    1. The Pro is an expensive device. I think that you could get the same results with a cheaper tablet…

      Of course, you still need an external keyboard.

      The Pro has a better processor which is handy if you use CPU intensive web apps (say). I don’t have performance issues, but I fear I might on a cheaper tablet.

      1. Brennan says:

        Good article and thanks for sharing.

        I’m an IT veteran with a career spanning 40+ years. I switched to mobile platforms exclusively a couple of years back. To get things done I jump between iPad Pro and my iPhone depending on what’s needed. The key to this working well for me is the availability of an abundance of good iOS apps and cloud enabled services. E.g. Loading a Citrix Remote Desktop VDI on my iPad Pro is a bit clunky but it does work and allows me to get things done with my organizations legacy systems.

        I do more management than coding these days, but I do create a lot of content. Being able to do this from just about anywhere (volcano hikes, jungle treks, the local coffee shop etc) with good battery life is keeping me smiling. The trick for me has been to not try and get my mobile environment to behave like a laptop or desktop but to understand how to do things well in the mobile and cloud world. Some frustrations along the way, but that has been true of all environments I’ve worked with.

        I liked your observation “Evidently the fact that developers rely on laptops and desktops explains why things work better on laptops and desktops” and I’d say that’s true with my own experiences.

        FYI, agree with the external keyboard need. I use a Logitech “Keys to Go”. Only small, good battery life and fits easy in my backpack.

  6. Maynard Handley says:

    The correct description, I think, is not “fun” but delight.
    And I think it’s rooted in something that people consider Apple hype, but it’s real; namely making items in the interface behave like physical objects. The early version of that, skew,orphism, was about looks, and of limited success. Today’s version is about behavior, not appearance, and I think is hugely successful. It’s the fluid motion, the little bounces, the gravity attraction, that creates the delight.

    To the extent that this could be quantified (60 fps, no skipped frames) it was accepted by tech nerds as a real “goal” and aspired to/argued over. But that’s old hat, what matters now is the pseudo-physics; that can’t be quantified, and so it’s dismissed. But I think it’s what makes it all work.

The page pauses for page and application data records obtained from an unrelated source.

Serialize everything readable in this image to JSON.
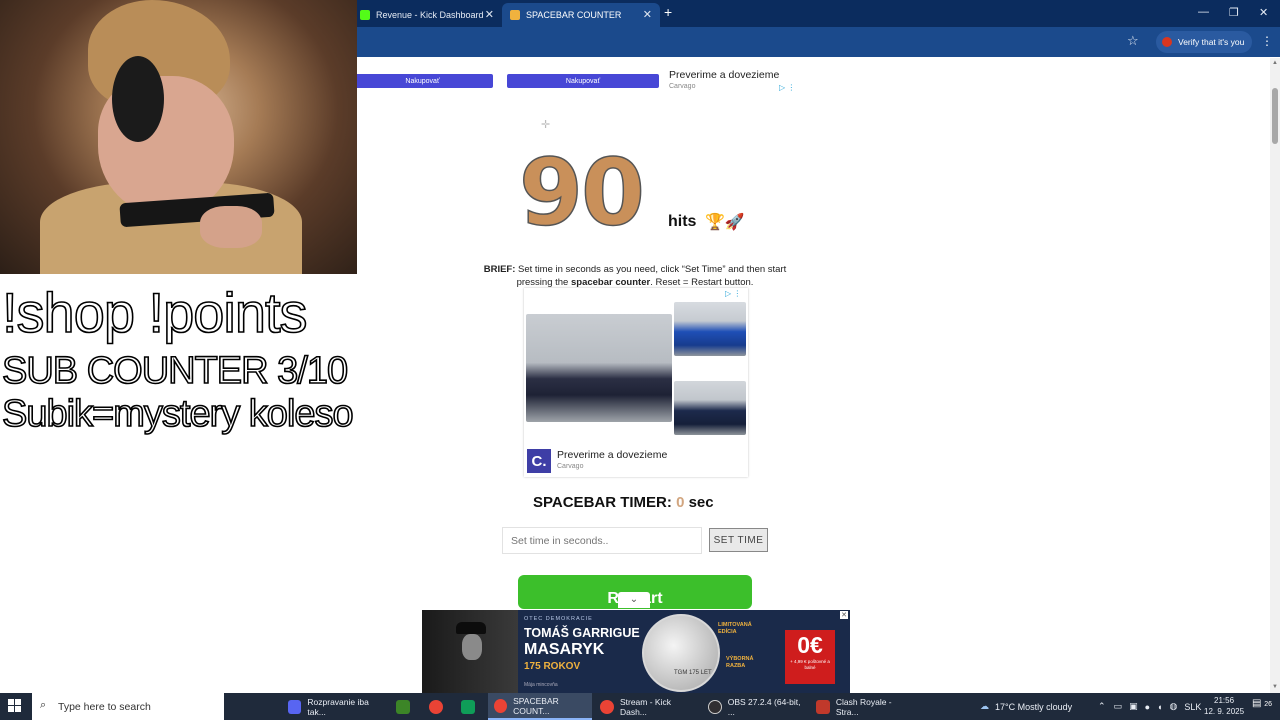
{
  "browser": {
    "tabs": [
      {
        "label": "Revenue - Kick Dashboard",
        "active": false
      },
      {
        "label": "SPACEBAR COUNTER",
        "active": true
      }
    ],
    "new_tab": "+",
    "window_buttons": [
      "—",
      "❐",
      "✕"
    ],
    "profile_button": "Verify that it's you"
  },
  "page": {
    "top_ads": {
      "buttons": [
        "Nakupovať",
        "Nakupovať"
      ],
      "ad_title": "Preverime a dovezieme",
      "ad_source": "Carvago"
    },
    "counter": {
      "value": "90",
      "unit": "hits",
      "emoji": "🏆🚀"
    },
    "brief": {
      "label": "BRIEF:",
      "text_a": " Set time in seconds as you need, click “Set Time” and then start pressing the ",
      "bold_term": "spacebar counter",
      "text_b": ". Reset = Restart button."
    },
    "mid_ad": {
      "logo": "C.",
      "title": "Preverime a dovezieme",
      "source": "Carvago"
    },
    "timer": {
      "label": "SPACEBAR TIMER:",
      "value": "0",
      "unit": "sec"
    },
    "time_input": {
      "placeholder": "Set time in seconds.."
    },
    "set_time_button": "SET TIME",
    "restart_button": "Restart",
    "collapse_button": "⌄",
    "banner_ad": {
      "kicker": "OTEC DEMOKRACIE",
      "name1": "TOMÁŠ GARRIGUE",
      "name2": "MASARYK",
      "years": "175 ROKOV",
      "coin_label": "TGM 175 LET",
      "edition": "LIMITOVANÁ EDÍCIA",
      "mint": "VÝBORNÁ RAZBA",
      "price": "0€",
      "price_note": "+ 4,99 € poštovné a balné",
      "brand": "Mája mincovňa",
      "close": "✕"
    }
  },
  "overlay": {
    "line1": "!shop !points",
    "line2": "SUB COUNTER 3/10",
    "line3": "Subik=mystery koleso"
  },
  "taskbar": {
    "search_placeholder": "Type here to search",
    "apps": [
      {
        "label": "Rozpravanie iba tak...",
        "color": "#5865f2"
      },
      {
        "label": "",
        "color": "#3c8527"
      },
      {
        "label": "",
        "color": "#ea4335"
      },
      {
        "label": "",
        "color": "#0f9d58"
      },
      {
        "label": "SPACEBAR COUNT...",
        "color": "#ea4335"
      },
      {
        "label": "Stream - Kick Dash...",
        "color": "#ea4335"
      },
      {
        "label": "OBS 27.2.4 (64-bit, ...",
        "color": "#302e31"
      },
      {
        "label": "Clash Royale - Stra...",
        "color": "#c0392b"
      }
    ],
    "weather": "17°C  Mostly cloudy",
    "language": "SLK",
    "time": "21:56",
    "date": "12. 9. 2025",
    "notifications": "26"
  }
}
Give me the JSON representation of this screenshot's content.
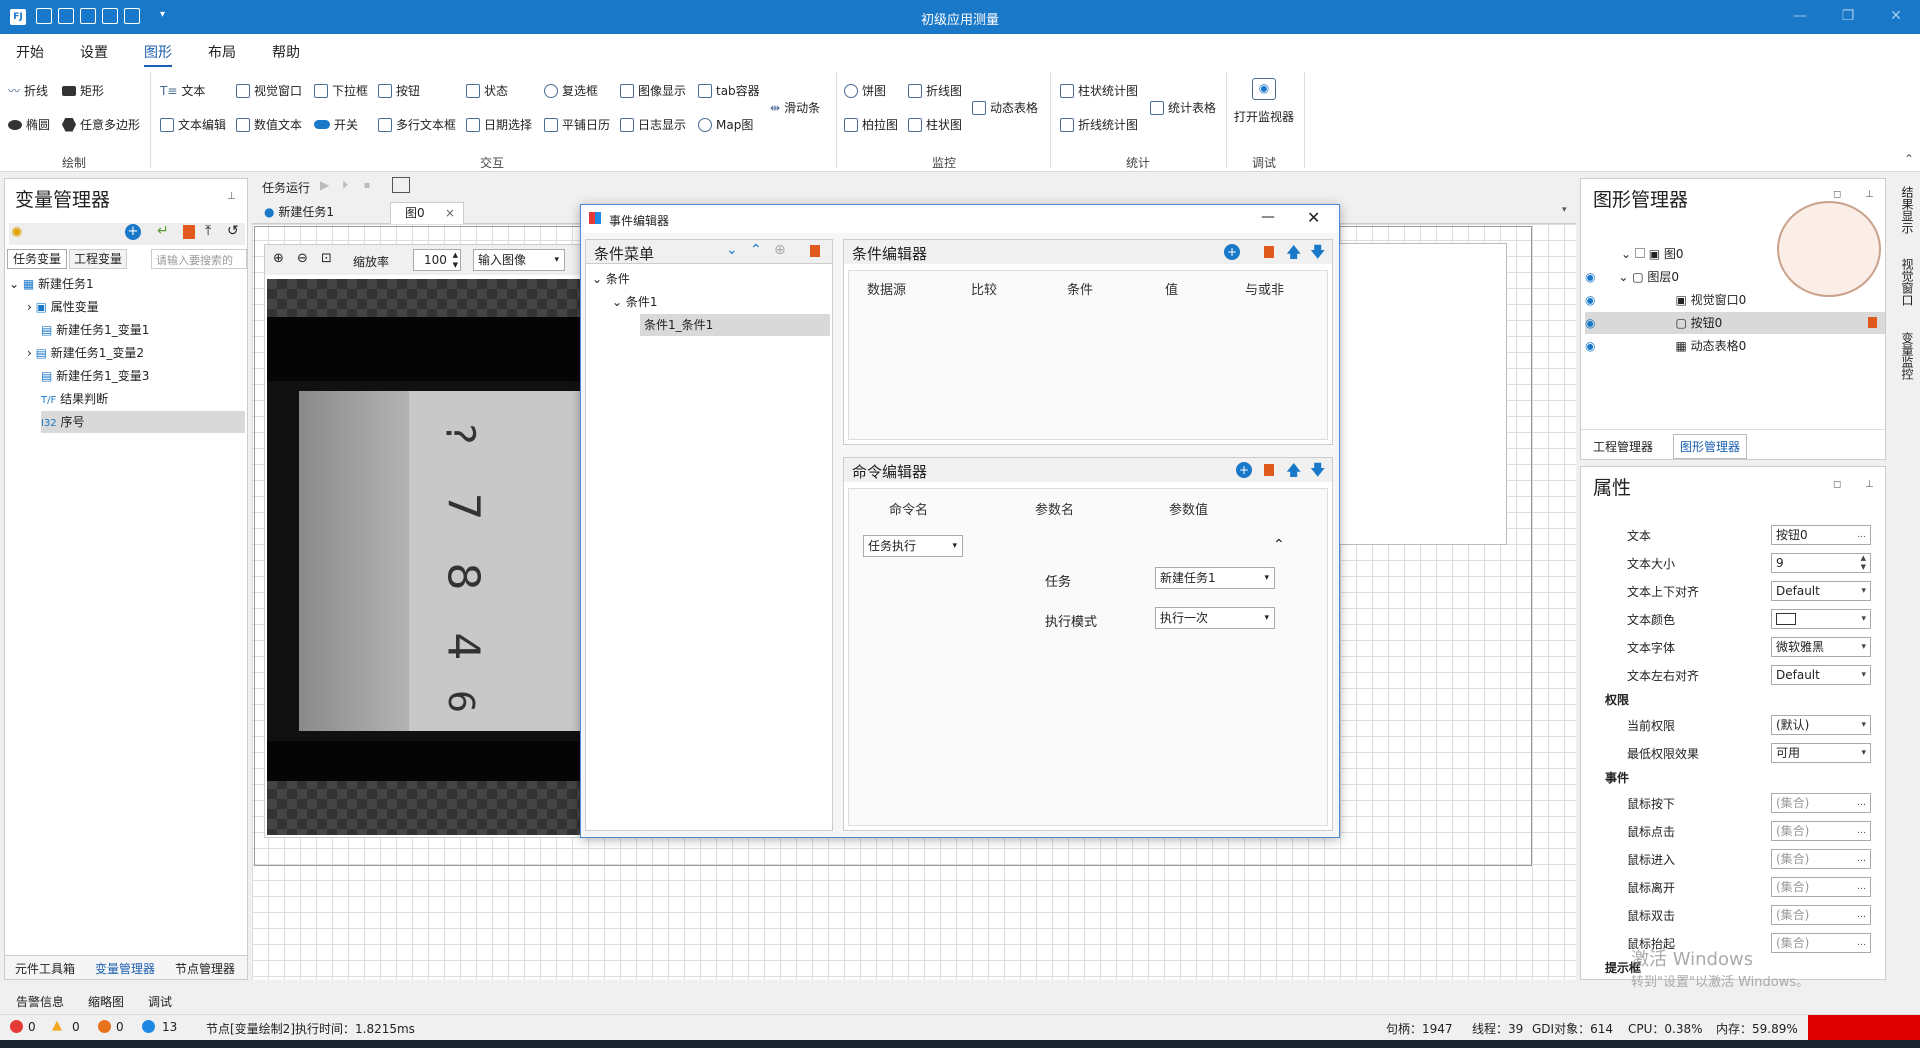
{
  "app": {
    "title": "初级应用测量"
  },
  "menu": [
    "开始",
    "设置",
    "图形",
    "布局",
    "帮助"
  ],
  "ribbon": {
    "draw": {
      "items": [
        "折线",
        "矩形",
        "椭圆",
        "任意多边形"
      ],
      "group": "绘制"
    },
    "interact": {
      "items": [
        "文本",
        "视觉窗口",
        "下拉框",
        "按钮",
        "状态",
        "复选框",
        "图像显示",
        "tab容器",
        "文本编辑",
        "数值文本",
        "开关",
        "多行文本框",
        "日期选择",
        "平铺日历",
        "日志显示",
        "Map图",
        "滑动条"
      ],
      "group": "交互"
    },
    "monitor": {
      "items": [
        "饼图",
        "折线图",
        "柏拉图",
        "柱状图",
        "动态表格"
      ],
      "group": "监控"
    },
    "stats": {
      "items": [
        "柱状统计图",
        "折线统计图",
        "统计表格"
      ],
      "group": "统计"
    },
    "debug": {
      "items": [
        "打开监视器"
      ],
      "group": "调试"
    }
  },
  "var_manager": {
    "title": "变量管理器",
    "tabs": [
      "任务变量",
      "工程变量"
    ],
    "search_placeholder": "请输入要搜索的",
    "tree": [
      "新建任务1",
      "属性变量",
      "新建任务1_变量1",
      "新建任务1_变量2",
      "新建任务1_变量3",
      "结果判断",
      "序号"
    ],
    "bottom_tabs": [
      "元件工具箱",
      "变量管理器",
      "节点管理器"
    ]
  },
  "task_toolbar": {
    "label": "任务运行"
  },
  "doc_tabs": [
    "新建任务1",
    "图0"
  ],
  "viewer": {
    "zoom_label": "缩放率",
    "zoom_value": "100",
    "image_select": "输入图像"
  },
  "event_editor": {
    "title": "事件编辑器",
    "cond_menu_title": "条件菜单",
    "cond_tree": [
      "条件",
      "条件1",
      "条件1_条件1"
    ],
    "cond_editor_title": "条件编辑器",
    "cond_cols": [
      "数据源",
      "比较",
      "条件",
      "值",
      "与或非"
    ],
    "cmd_editor_title": "命令编辑器",
    "cmd_cols": [
      "命令名",
      "参数名",
      "参数值"
    ],
    "cmd_combo": "任务执行",
    "task_label": "任务",
    "task_value": "新建任务1",
    "mode_label": "执行模式",
    "mode_value": "执行一次"
  },
  "shape_manager": {
    "title": "图形管理器",
    "tree": [
      "图0",
      "图层0",
      "视觉窗口0",
      "按钮0",
      "动态表格0"
    ],
    "tabs": [
      "工程管理器",
      "图形管理器"
    ],
    "side_tabs": [
      "结果显示",
      "视觉窗口",
      "变量监控"
    ]
  },
  "properties": {
    "title": "属性",
    "rows": [
      {
        "label": "文本",
        "value": "按钮0",
        "btn": "..."
      },
      {
        "label": "文本大小",
        "value": "9",
        "btn": "spin"
      },
      {
        "label": "文本上下对齐",
        "value": "Default",
        "btn": "dd"
      },
      {
        "label": "文本颜色",
        "value": "",
        "btn": "dd"
      },
      {
        "label": "文本字体",
        "value": "微软雅黑",
        "btn": "dd"
      },
      {
        "label": "文本左右对齐",
        "value": "Default",
        "btn": "dd"
      }
    ],
    "section_perm": "权限",
    "perm_rows": [
      {
        "label": "当前权限",
        "value": "(默认)",
        "btn": "dd"
      },
      {
        "label": "最低权限效果",
        "value": "可用",
        "btn": "dd"
      }
    ],
    "section_event": "事件",
    "event_rows": [
      {
        "label": "鼠标按下",
        "value": "(集合)"
      },
      {
        "label": "鼠标点击",
        "value": "(集合)"
      },
      {
        "label": "鼠标进入",
        "value": "(集合)"
      },
      {
        "label": "鼠标离开",
        "value": "(集合)"
      },
      {
        "label": "鼠标双击",
        "value": "(集合)"
      },
      {
        "label": "鼠标抬起",
        "value": "(集合)"
      }
    ],
    "section_tip": "提示框"
  },
  "watermark": {
    "line1": "激活 Windows",
    "line2": "转到\"设置\"以激活 Windows。"
  },
  "bottom_tabs": [
    "告警信息",
    "缩略图",
    "调试"
  ],
  "status": {
    "errors": "0",
    "warnings": "0",
    "orange": "0",
    "info": "13",
    "message": "节点[变量绘制2]执行时间：1.8215ms",
    "handles": "句柄：1947",
    "threads": "线程：39",
    "gdi": "GDI对象：614",
    "cpu": "CPU：0.38%",
    "mem": "内存：59.89%"
  },
  "colors": {
    "accent": "#1a78c8",
    "error": "#e53935",
    "warning": "#f5a623",
    "info": "#1e88e5"
  }
}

    On the Mac I’ve had the same experience. The HW has (finally) become fast enough to maintain the fluidity, and enough of the system SW has picked up the pseudo-physics, and so IMHO MacOS has a lot more of this feel of delight than it did a few years ago, even though superficially it looks very similar.

  7. Thomas Wong says:

    This works better for me than Pythonista.

    1. Thomas Wong says:

      I was too brief. ish provides sandbox installation of Alpine Linux from which python and other packages can be installed using APK.

      Not directly comparable to Pythonista.